§ WORK REQUIRED
Compute how many lines below contain the word "price" and respond with that number only.

↓

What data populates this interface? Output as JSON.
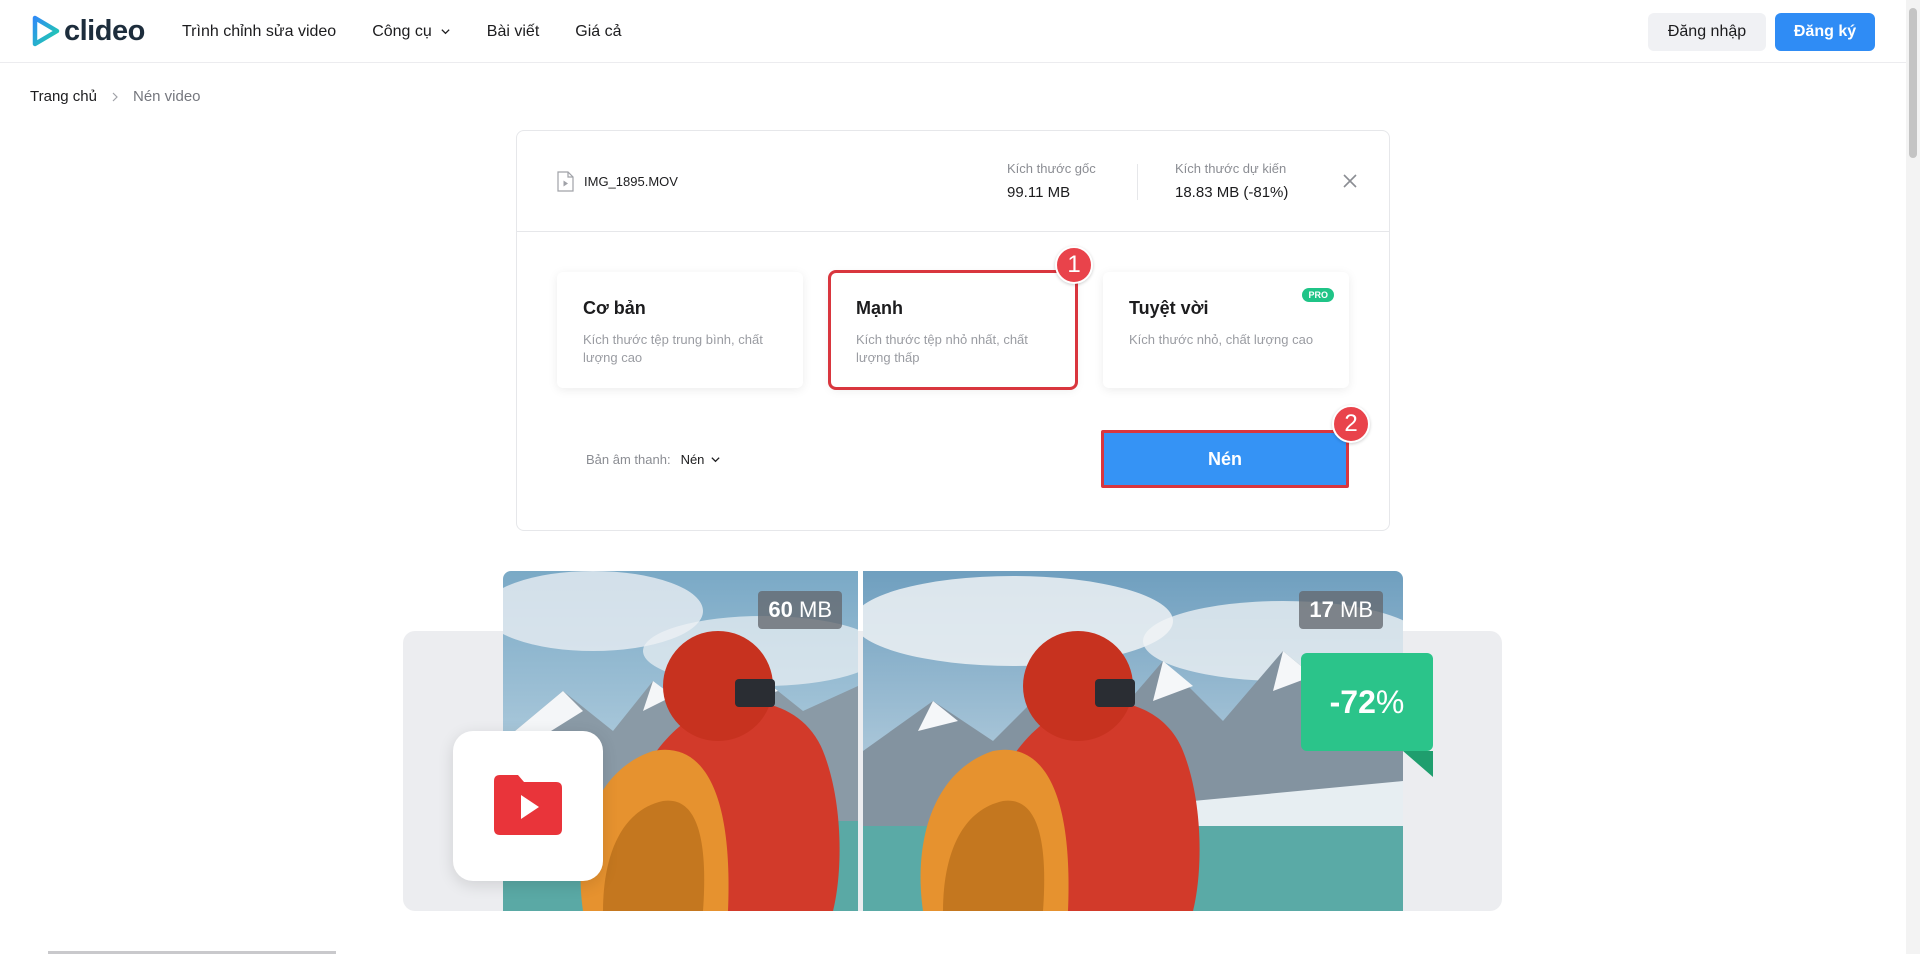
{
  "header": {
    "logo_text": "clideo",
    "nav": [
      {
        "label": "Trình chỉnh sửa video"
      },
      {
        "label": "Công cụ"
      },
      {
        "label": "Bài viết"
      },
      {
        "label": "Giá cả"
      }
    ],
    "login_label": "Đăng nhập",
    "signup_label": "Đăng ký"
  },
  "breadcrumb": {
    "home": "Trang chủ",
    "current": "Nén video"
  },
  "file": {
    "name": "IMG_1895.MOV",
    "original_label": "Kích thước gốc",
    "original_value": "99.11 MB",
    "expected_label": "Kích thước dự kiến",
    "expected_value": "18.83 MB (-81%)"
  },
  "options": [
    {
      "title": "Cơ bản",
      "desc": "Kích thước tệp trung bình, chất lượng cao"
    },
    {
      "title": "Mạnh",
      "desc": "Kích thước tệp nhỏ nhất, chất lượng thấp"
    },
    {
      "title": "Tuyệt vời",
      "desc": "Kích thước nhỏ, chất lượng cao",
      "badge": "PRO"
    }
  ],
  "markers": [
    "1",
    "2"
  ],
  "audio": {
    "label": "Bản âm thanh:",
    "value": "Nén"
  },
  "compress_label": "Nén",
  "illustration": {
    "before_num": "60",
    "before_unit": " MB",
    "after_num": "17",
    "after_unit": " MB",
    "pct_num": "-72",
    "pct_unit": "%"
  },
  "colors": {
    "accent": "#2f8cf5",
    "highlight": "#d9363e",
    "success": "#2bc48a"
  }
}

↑
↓

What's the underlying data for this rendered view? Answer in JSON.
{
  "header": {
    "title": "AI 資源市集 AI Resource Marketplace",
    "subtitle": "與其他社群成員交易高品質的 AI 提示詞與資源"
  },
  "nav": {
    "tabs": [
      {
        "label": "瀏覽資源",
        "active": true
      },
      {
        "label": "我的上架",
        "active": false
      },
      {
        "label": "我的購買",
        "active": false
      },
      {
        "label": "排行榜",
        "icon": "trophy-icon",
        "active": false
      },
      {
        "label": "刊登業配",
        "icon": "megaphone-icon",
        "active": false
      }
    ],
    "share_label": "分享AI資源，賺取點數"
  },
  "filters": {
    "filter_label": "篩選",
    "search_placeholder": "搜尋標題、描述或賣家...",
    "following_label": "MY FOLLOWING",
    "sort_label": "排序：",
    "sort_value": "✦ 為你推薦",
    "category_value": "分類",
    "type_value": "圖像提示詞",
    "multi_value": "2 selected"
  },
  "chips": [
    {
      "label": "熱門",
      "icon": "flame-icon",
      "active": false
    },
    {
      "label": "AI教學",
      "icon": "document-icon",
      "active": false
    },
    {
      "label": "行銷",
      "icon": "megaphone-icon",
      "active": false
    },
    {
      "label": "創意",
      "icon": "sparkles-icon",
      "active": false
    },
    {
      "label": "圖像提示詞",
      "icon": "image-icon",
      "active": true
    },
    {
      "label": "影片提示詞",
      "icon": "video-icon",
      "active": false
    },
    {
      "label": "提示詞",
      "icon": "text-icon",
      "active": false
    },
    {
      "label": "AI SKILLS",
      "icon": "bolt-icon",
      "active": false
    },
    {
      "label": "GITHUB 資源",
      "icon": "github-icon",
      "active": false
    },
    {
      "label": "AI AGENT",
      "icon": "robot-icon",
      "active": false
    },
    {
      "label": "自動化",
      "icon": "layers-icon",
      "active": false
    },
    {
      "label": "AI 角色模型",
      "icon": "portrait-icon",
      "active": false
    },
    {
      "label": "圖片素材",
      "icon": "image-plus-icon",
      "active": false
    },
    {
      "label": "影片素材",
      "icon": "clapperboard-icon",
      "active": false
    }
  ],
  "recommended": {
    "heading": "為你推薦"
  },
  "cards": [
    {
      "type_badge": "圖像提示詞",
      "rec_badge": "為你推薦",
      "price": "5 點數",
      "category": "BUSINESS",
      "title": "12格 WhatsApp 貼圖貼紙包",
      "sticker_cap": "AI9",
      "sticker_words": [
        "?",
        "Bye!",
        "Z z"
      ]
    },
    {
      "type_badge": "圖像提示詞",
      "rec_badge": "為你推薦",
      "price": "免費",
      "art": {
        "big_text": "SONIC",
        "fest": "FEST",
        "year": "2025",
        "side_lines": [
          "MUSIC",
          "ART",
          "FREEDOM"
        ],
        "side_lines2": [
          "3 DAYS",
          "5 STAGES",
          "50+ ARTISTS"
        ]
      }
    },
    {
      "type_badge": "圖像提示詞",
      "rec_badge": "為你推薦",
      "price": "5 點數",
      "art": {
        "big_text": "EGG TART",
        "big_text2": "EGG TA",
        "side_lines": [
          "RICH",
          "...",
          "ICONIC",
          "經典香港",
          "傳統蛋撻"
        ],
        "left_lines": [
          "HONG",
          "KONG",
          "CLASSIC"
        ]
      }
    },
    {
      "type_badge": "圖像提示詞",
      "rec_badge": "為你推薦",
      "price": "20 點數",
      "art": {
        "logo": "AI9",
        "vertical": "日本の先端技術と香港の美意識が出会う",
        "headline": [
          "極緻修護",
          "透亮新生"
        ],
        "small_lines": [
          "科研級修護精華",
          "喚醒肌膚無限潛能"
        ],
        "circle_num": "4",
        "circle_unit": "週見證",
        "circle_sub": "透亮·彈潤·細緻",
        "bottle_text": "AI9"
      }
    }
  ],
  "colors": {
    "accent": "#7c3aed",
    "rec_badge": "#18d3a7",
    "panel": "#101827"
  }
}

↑

§ SOLUTION TO THIS PROBLEM
4